It is with great pride that I share two stories from this week, both related to Purim, which we celebrate next week. I hope you will be as inspired as I was not only by the thoughtfulness of the students involved but in how far their hard work goes in building a living bridge between people.
In one case, a discussion about the meaning of Purim, presented by a local high school student, linked several generations across a board room table. The other story here required miles of travel! Both so clearly illustrate how Federation brings Jewish ideas to life and puts our Jewish values of opening our hearts to others into action.
Thank you for being a part of such a wonderful, giving community.
Thank You Greater Hartford for the Purim Costumes!
Last week, Tal and Naomi, two Israeli high school graduates who live and work with Jewish students in Greater Hartford as part of the Federation's Young Emissary program brought 120 costumes to children in our sister region of Afula Gilboa. The kids can now wear them for Purim next week! "Programs like this one are called Living Bridge projects because they are a way for students here to make a personal connection to Israel," explains Ronny Siegel, Young Emissary Coordinator for Greater Hartford. Every child at a local school and at the Beit Alfa absorption center for Ethiopian immigrants got a costume. "I will never forget the huge smiles on their faces. They really were excited."
The Meaning of Purim
It has become a Federation Board of Directors' tradition to ask a student from one of our Jewish Day schools to present a Dvar Torah at each meeting. This week Nathan Schachter, a senior at Hebrew High School of New England and a board member of the Mandell JCC, shared his thoughts on the meaning of Purim. He explained that Purim is about the importance of opening our hearts to others and noted that with Esther's leadership, the Jews united against Haman. Relating the story of Purim to the mission of Federation, Nathan wrote:

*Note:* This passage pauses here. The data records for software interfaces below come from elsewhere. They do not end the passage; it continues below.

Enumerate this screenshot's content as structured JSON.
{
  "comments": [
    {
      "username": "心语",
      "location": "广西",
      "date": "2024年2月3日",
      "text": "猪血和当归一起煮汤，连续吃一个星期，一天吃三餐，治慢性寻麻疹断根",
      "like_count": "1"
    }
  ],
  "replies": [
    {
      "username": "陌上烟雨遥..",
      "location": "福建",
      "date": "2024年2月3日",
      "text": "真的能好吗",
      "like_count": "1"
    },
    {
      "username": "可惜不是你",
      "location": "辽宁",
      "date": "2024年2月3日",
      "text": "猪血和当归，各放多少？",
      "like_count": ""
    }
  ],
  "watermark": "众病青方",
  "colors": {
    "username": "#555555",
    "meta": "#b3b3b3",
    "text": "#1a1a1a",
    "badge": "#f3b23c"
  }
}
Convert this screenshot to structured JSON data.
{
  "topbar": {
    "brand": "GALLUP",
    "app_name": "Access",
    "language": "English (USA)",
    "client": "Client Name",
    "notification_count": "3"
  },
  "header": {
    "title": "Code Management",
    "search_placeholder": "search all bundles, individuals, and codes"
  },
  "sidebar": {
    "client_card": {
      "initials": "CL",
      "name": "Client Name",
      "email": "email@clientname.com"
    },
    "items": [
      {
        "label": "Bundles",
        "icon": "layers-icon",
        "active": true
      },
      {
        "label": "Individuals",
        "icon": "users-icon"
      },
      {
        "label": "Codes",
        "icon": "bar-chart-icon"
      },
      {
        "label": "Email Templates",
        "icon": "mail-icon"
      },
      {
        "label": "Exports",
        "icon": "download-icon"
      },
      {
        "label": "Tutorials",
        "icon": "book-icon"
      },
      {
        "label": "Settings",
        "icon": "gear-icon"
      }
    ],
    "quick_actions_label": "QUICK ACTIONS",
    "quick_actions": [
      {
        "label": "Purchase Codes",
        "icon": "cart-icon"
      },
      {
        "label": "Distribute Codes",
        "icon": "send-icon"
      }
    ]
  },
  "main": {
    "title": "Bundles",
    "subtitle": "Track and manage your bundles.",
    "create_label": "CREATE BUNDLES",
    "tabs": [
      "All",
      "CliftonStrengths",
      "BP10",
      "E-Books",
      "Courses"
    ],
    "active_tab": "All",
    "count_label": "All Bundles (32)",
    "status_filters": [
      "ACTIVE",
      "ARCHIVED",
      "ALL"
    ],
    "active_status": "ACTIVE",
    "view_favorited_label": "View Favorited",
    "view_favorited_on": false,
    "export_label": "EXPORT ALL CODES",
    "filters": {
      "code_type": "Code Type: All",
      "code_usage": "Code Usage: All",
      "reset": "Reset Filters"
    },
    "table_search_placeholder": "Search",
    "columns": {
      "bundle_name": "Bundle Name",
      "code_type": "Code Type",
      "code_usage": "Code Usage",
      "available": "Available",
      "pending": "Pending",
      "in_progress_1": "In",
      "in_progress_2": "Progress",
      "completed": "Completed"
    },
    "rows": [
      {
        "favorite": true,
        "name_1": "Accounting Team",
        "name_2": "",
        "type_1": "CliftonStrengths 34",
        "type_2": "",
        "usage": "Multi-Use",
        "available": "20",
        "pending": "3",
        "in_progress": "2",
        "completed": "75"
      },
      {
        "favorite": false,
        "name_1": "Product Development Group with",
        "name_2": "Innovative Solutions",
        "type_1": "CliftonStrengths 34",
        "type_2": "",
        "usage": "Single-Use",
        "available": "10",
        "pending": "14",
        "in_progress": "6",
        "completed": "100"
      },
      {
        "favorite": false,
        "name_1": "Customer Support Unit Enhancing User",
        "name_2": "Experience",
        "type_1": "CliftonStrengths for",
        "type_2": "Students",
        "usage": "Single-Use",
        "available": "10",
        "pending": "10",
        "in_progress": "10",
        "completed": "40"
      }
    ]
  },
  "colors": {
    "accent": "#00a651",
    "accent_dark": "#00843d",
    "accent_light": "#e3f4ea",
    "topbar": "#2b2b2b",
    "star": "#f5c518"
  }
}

"In my young lifetime, I have partaken in many acts of chesed and service to my community and elsewhere. I am blessed to be a part of the greater West Hartford Jewish community, where we all act as a whole and each individual feels like a part of a big family. Where else can you find such an inclusive and supportive community? This has taught me that, quite often, giving can bring a person as much nachas as receiving. Purim is meant to be a joyous and special day for all Jews; it is vital that we remember to spread the simcha and do our part to help those in need and bring all of the Jewish people closer together, just as the Federation has done for our community."
Wishing all of you and your families a peaceful Shabbat and a joyous Purim.
President and CEO